  22. GamePro, "February 1993" (US; 1993-xx-xx), page 60
  23. GamesMaster, "May 1993" (UK; 1993-04-19), page 26
  24. Joypad, "Mars 1993" (FR; 1993-0x-xx), page 62
  25. Sega Mega Drive Advanced Gaming, "April 1993" (UK; 1993-xx-xx), page 48
  26. Mega, "April 1993" (UK; 1993-03-18), page 42
  27. Mega Action, "July 1993" (UK; 1993-06-17), page 18
  28. Mega Action, "Christmas 1993" (UK; 1993-12-02), page 52
  29. Mega Force, "Décembre 1993" (FR; 1993-12-10), page 124
  30. Mega Fun, "11/92" (DE; 1992-10-xx), page 32
  31. Mega Fun, "01/94" (DE; 1993-12-22), page 78
  32. MegaTech, "April 1993" (UK; 1993-03-20), page 36
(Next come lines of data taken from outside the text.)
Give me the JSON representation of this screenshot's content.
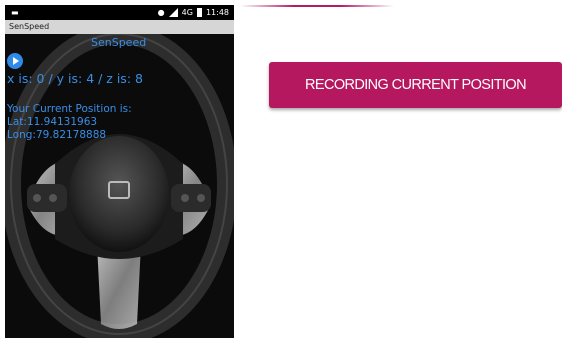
{
  "status_bar": {
    "time": "11:48",
    "network": "4G"
  },
  "app": {
    "titlebar": "SenSpeed",
    "title": "SenSpeed",
    "axes": "x is: 0 / y is: 4 / z is: 8",
    "position_label": "Your Current Position is:",
    "lat": "Lat:11.94131963",
    "long": "Long:79.82178888"
  },
  "record_button": {
    "label": "RECORDING CURRENT POSITION"
  },
  "colors": {
    "accent": "#b5185f",
    "app_text": "#3a8ee6"
  },
  "icons": [
    "notification-icon",
    "location-icon",
    "signal-icon",
    "battery-icon",
    "play-icon"
  ]
}
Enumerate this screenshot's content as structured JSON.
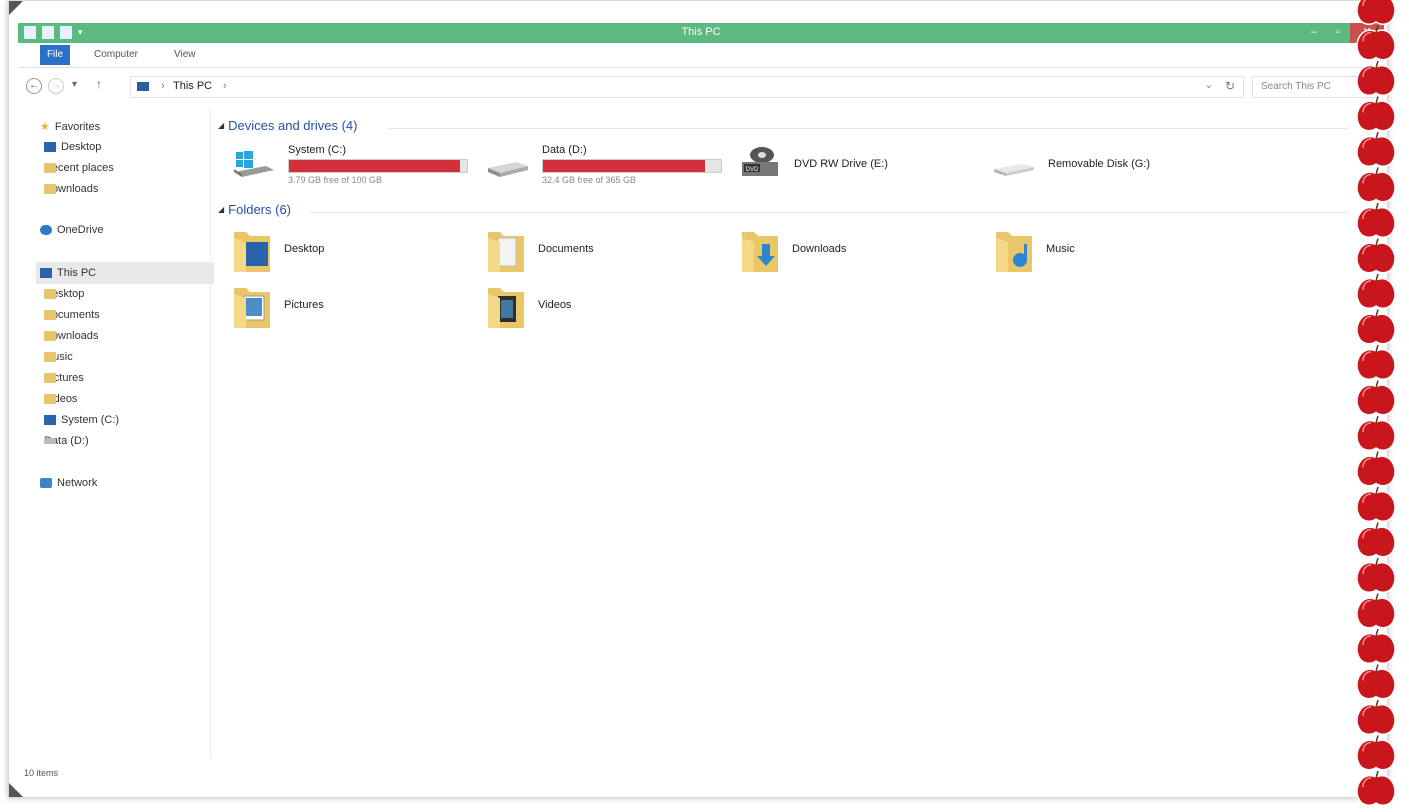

  33. Mean Machines Sega, "April 1993" (UK; 1993-03-26), page 78
  34. Player One, "Décembre 1993" (FR; 1993-1x-xx), page 154
  35. Score, "Prosinec 1994" (CZ; 1994-12-01), page 44
  36. Sega Power, "July 1993" (UK; 1993-06-03), page 44
  37. Sega Pro, "June 1993" (UK; 1993-05-13), page 56
  38. Sega Zone, "June 1993" (UK; 1993-05-xx), page 50
  39. Sega Force, "May 1993" (UK; 1993-04-01), page 86
  40. Tricks 16 bit, "Tricks Sega Gold 800 igr" (RU; 1998-03-20), page 226
  41. VideoGames Shopper, "January 1994" (UK; 1993-xx-xx), page 44
  42. Video Games, "2/94" (DE; 1994-01-26), page 43